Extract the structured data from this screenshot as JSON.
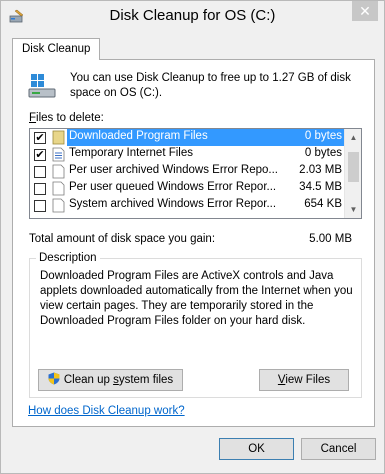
{
  "window": {
    "title": "Disk Cleanup for OS (C:)",
    "close_symbol": "✕"
  },
  "tab": {
    "label": "Disk Cleanup"
  },
  "intro": {
    "text": "You can use Disk Cleanup to free up to 1.27 GB of disk space on OS (C:)."
  },
  "files_label": {
    "mnemonic": "F",
    "rest": "iles to delete:"
  },
  "files": [
    {
      "name": "Downloaded Program Files",
      "size": "0 bytes",
      "checked": true,
      "selected": true,
      "icon": "folder-icon"
    },
    {
      "name": "Temporary Internet Files",
      "size": "0 bytes",
      "checked": true,
      "selected": false,
      "icon": "document-lines-icon"
    },
    {
      "name": "Per user archived Windows Error Repo...",
      "size": "2.03 MB",
      "checked": false,
      "selected": false,
      "icon": "document-icon"
    },
    {
      "name": "Per user queued Windows Error Repor...",
      "size": "34.5 MB",
      "checked": false,
      "selected": false,
      "icon": "document-icon"
    },
    {
      "name": "System archived Windows Error Repor...",
      "size": "654 KB",
      "checked": false,
      "selected": false,
      "icon": "document-icon"
    }
  ],
  "total": {
    "label": "Total amount of disk space you gain:",
    "value": "5.00 MB"
  },
  "description": {
    "legend": "Description",
    "text": "Downloaded Program Files are ActiveX controls and Java applets downloaded automatically from the Internet when you view certain pages. They are temporarily stored in the Downloaded Program Files folder on your hard disk."
  },
  "buttons": {
    "cleanup": {
      "before": "Clean up ",
      "mnemonic": "s",
      "after": "ystem files"
    },
    "view": {
      "mnemonic": "V",
      "after": "iew Files"
    },
    "ok": "OK",
    "cancel": "Cancel"
  },
  "help_link": "How does Disk Cleanup work?",
  "colors": {
    "selection": "#3399ff",
    "link": "#0066cc"
  }
}
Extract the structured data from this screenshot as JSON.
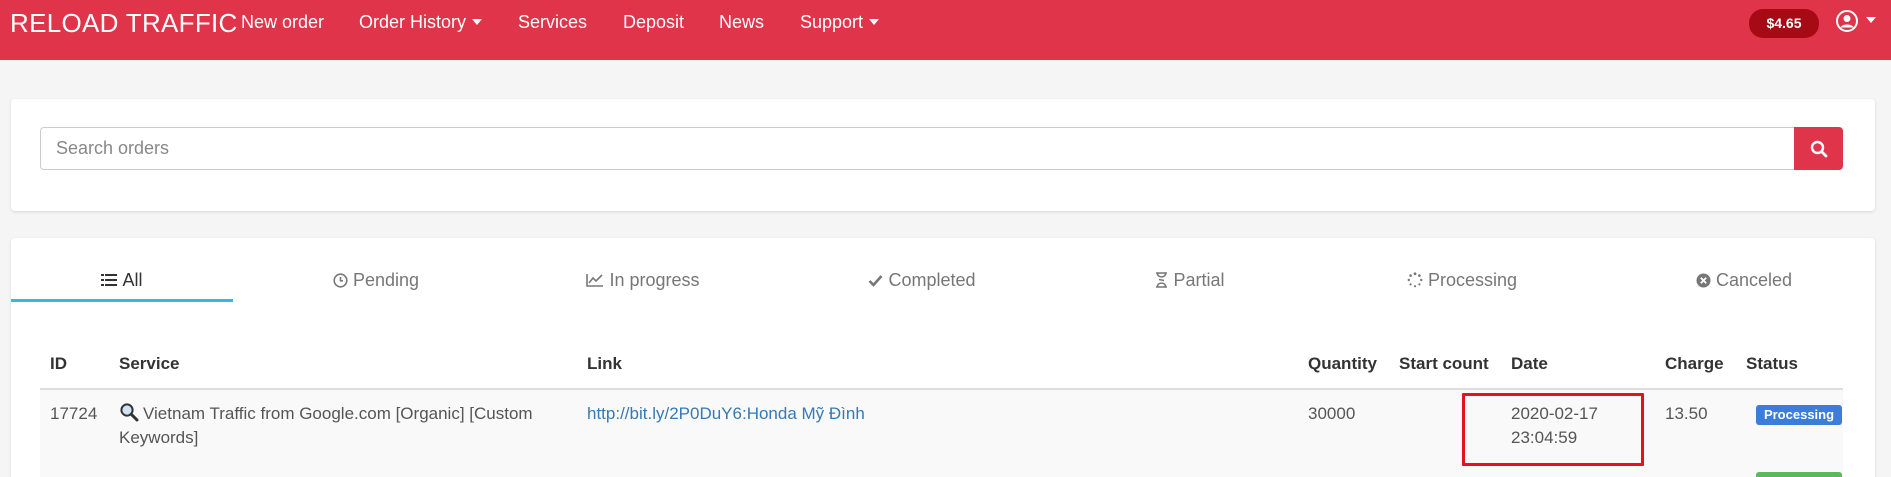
{
  "navbar": {
    "brand": "RELOAD TRAFFIC",
    "items": [
      {
        "label": "New order"
      },
      {
        "label": "Order History"
      },
      {
        "label": "Services"
      },
      {
        "label": "Deposit"
      },
      {
        "label": "News"
      },
      {
        "label": "Support"
      }
    ],
    "balance": "$4.65",
    "user_icon": "user-circle-icon"
  },
  "search": {
    "placeholder": "Search orders",
    "button_icon": "search-icon"
  },
  "tabs": [
    {
      "label": "All",
      "icon": "list-icon",
      "active": true
    },
    {
      "label": "Pending",
      "icon": "clock-icon"
    },
    {
      "label": "In progress",
      "icon": "line-chart-icon"
    },
    {
      "label": "Completed",
      "icon": "check-icon"
    },
    {
      "label": "Partial",
      "icon": "hourglass-icon"
    },
    {
      "label": "Processing",
      "icon": "spinner-icon"
    },
    {
      "label": "Canceled",
      "icon": "times-circle-icon"
    }
  ],
  "table": {
    "columns": [
      "ID",
      "Service",
      "Link",
      "Quantity",
      "Start count",
      "Date",
      "Charge",
      "Status"
    ],
    "rows": [
      {
        "id": "17724",
        "service": "Vietnam Traffic from Google.com [Organic] [Custom Keywords]",
        "service_icon": "magnifier-icon",
        "link": "http://bit.ly/2P0DuY6:Honda Mỹ Đình",
        "quantity": "30000",
        "start_count": "",
        "date": "2020-02-17",
        "time": "23:04:59",
        "charge": "13.50",
        "status": "Processing"
      }
    ]
  },
  "colors": {
    "brand": "#e0344a",
    "balance_badge": "#a60a14",
    "active_tab": "#3cb4e8",
    "link": "#337ab7",
    "status_processing": "#3c7dd9",
    "highlight": "#e8101a"
  }
}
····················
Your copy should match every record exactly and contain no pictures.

__Solution to the exercise__
Extract the structured data from this screenshot as JSON.
{
  "window": {
    "title": "Disk Cleanup for OS (C:)",
    "close_symbol": "✕"
  },
  "tab": {
    "label": "Disk Cleanup"
  },
  "intro": {
    "text": "You can use Disk Cleanup to free up to 1.27 GB of disk space on OS (C:)."
  },
  "files_label": {
    "mnemonic": "F",
    "rest": "iles to delete:"
  },
  "files": [
    {
      "name": "Downloaded Program Files",
      "size": "0 bytes",
      "checked": true,
      "selected": true,
      "icon": "folder-icon"
    },
    {
      "name": "Temporary Internet Files",
      "size": "0 bytes",
      "checked": true,
      "selected": false,
      "icon": "document-lines-icon"
    },
    {
      "name": "Per user archived Windows Error Repo...",
      "size": "2.03 MB",
      "checked": false,
      "selected": false,
      "icon": "document-icon"
    },
    {
      "name": "Per user queued Windows Error Repor...",
      "size": "34.5 MB",
      "checked": false,
      "selected": false,
      "icon": "document-icon"
    },
    {
      "name": "System archived Windows Error Repor...",
      "size": "654 KB",
      "checked": false,
      "selected": false,
      "icon": "document-icon"
    }
  ],
  "total": {
    "label": "Total amount of disk space you gain:",
    "value": "5.00 MB"
  },
  "description": {
    "legend": "Description",
    "text": "Downloaded Program Files are ActiveX controls and Java applets downloaded automatically from the Internet when you view certain pages. They are temporarily stored in the Downloaded Program Files folder on your hard disk."
  },
  "buttons": {
    "cleanup": {
      "before": "Clean up ",
      "mnemonic": "s",
      "after": "ystem files"
    },
    "view": {
      "mnemonic": "V",
      "after": "iew Files"
    },
    "ok": "OK",
    "cancel": "Cancel"
  },
  "help_link": "How does Disk Cleanup work?",
  "colors": {
    "selection": "#3399ff",
    "link": "#0066cc"
  }
}
Extract the structured data from this screenshot as JSON.
{
  "navbar": {
    "brand": "RELOAD TRAFFIC",
    "items": [
      {
        "label": "New order"
      },
      {
        "label": "Order History"
      },
      {
        "label": "Services"
      },
      {
        "label": "Deposit"
      },
      {
        "label": "News"
      },
      {
        "label": "Support"
      }
    ],
    "balance": "$4.65",
    "user_icon": "user-circle-icon"
  },
  "search": {
    "placeholder": "Search orders",
    "button_icon": "search-icon"
  },
  "tabs": [
    {
      "label": "All",
      "icon": "list-icon",
      "active": true
    },
    {
      "label": "Pending",
      "icon": "clock-icon"
    },
    {
      "label": "In progress",
      "icon": "line-chart-icon"
    },
    {
      "label": "Completed",
      "icon": "check-icon"
    },
    {
      "label": "Partial",
      "icon": "hourglass-icon"
    },
    {
      "label": "Processing",
      "icon": "spinner-icon"
    },
    {
      "label": "Canceled",
      "icon": "times-circle-icon"
    }
  ],
  "table": {
    "columns": [
      "ID",
      "Service",
      "Link",
      "Quantity",
      "Start count",
      "Date",
      "Charge",
      "Status"
    ],
    "rows": [
      {
        "id": "17724",
        "service": "Vietnam Traffic from Google.com [Organic] [Custom Keywords]",
        "service_icon": "magnifier-icon",
        "link": "http://bit.ly/2P0DuY6:Honda Mỹ Đình",
        "quantity": "30000",
        "start_count": "",
        "date": "2020-02-17",
        "time": "23:04:59",
        "charge": "13.50",
        "status": "Processing"
      }
    ]
  },
  "colors": {
    "brand": "#e0344a",
    "balance_badge": "#a60a14",
    "active_tab": "#3cb4e8",
    "link": "#337ab7",
    "status_processing": "#3c7dd9",
    "highlight": "#e8101a"
  }
}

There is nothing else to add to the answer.